*Problem details*
What is the number of lines in these entries that contain "glyph"? State it alone.

*Record set*
Segment Open

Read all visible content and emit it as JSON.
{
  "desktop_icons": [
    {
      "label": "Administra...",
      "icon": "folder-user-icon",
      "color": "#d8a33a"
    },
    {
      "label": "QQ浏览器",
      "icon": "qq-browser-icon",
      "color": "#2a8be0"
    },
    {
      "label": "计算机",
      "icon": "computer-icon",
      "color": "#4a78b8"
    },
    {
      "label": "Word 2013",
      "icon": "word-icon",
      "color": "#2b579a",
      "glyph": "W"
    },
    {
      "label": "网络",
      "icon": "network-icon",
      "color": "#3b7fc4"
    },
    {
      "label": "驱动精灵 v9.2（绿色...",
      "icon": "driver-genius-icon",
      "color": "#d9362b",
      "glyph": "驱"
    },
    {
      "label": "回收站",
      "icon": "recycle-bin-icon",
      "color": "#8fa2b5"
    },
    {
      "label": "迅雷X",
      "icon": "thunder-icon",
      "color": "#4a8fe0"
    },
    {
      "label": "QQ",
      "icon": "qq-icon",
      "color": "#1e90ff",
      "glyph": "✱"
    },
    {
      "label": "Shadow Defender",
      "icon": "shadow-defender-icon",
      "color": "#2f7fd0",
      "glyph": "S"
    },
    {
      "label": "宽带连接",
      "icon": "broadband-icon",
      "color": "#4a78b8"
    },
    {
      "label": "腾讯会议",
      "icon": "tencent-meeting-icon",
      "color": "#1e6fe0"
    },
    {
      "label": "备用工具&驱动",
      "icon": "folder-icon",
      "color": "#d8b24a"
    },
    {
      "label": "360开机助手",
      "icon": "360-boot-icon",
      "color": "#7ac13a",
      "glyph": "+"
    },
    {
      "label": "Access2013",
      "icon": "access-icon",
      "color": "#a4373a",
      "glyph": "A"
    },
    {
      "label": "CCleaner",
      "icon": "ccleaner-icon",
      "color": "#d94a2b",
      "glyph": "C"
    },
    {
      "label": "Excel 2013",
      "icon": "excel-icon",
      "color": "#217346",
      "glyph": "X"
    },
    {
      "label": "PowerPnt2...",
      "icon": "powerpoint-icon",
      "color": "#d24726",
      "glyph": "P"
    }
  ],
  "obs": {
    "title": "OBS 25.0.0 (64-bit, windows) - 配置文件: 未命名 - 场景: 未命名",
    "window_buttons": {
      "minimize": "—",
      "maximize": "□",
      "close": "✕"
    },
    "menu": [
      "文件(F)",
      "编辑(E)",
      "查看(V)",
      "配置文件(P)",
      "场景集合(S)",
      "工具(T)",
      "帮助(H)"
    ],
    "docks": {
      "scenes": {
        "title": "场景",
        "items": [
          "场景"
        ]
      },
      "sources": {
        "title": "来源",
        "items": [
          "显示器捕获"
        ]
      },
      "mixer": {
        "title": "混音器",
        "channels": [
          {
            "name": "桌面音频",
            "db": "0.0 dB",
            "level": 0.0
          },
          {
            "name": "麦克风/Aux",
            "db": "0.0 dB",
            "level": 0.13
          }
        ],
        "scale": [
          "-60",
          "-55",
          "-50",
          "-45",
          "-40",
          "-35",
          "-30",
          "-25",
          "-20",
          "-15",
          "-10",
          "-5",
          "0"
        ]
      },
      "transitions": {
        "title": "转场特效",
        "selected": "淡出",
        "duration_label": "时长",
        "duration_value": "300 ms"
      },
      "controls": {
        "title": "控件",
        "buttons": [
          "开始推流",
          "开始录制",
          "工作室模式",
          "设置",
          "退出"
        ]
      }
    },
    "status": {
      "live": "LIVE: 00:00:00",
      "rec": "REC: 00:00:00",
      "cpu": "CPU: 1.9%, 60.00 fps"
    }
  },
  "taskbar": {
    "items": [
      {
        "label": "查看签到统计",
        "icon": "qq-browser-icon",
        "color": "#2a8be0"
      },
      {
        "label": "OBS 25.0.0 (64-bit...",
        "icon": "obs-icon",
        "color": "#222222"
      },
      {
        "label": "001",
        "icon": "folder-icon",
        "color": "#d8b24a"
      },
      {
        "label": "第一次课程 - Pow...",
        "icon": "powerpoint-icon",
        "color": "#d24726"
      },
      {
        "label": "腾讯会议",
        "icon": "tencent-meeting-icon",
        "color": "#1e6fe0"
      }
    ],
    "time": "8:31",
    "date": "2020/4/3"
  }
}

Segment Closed

*Exercise solution*
9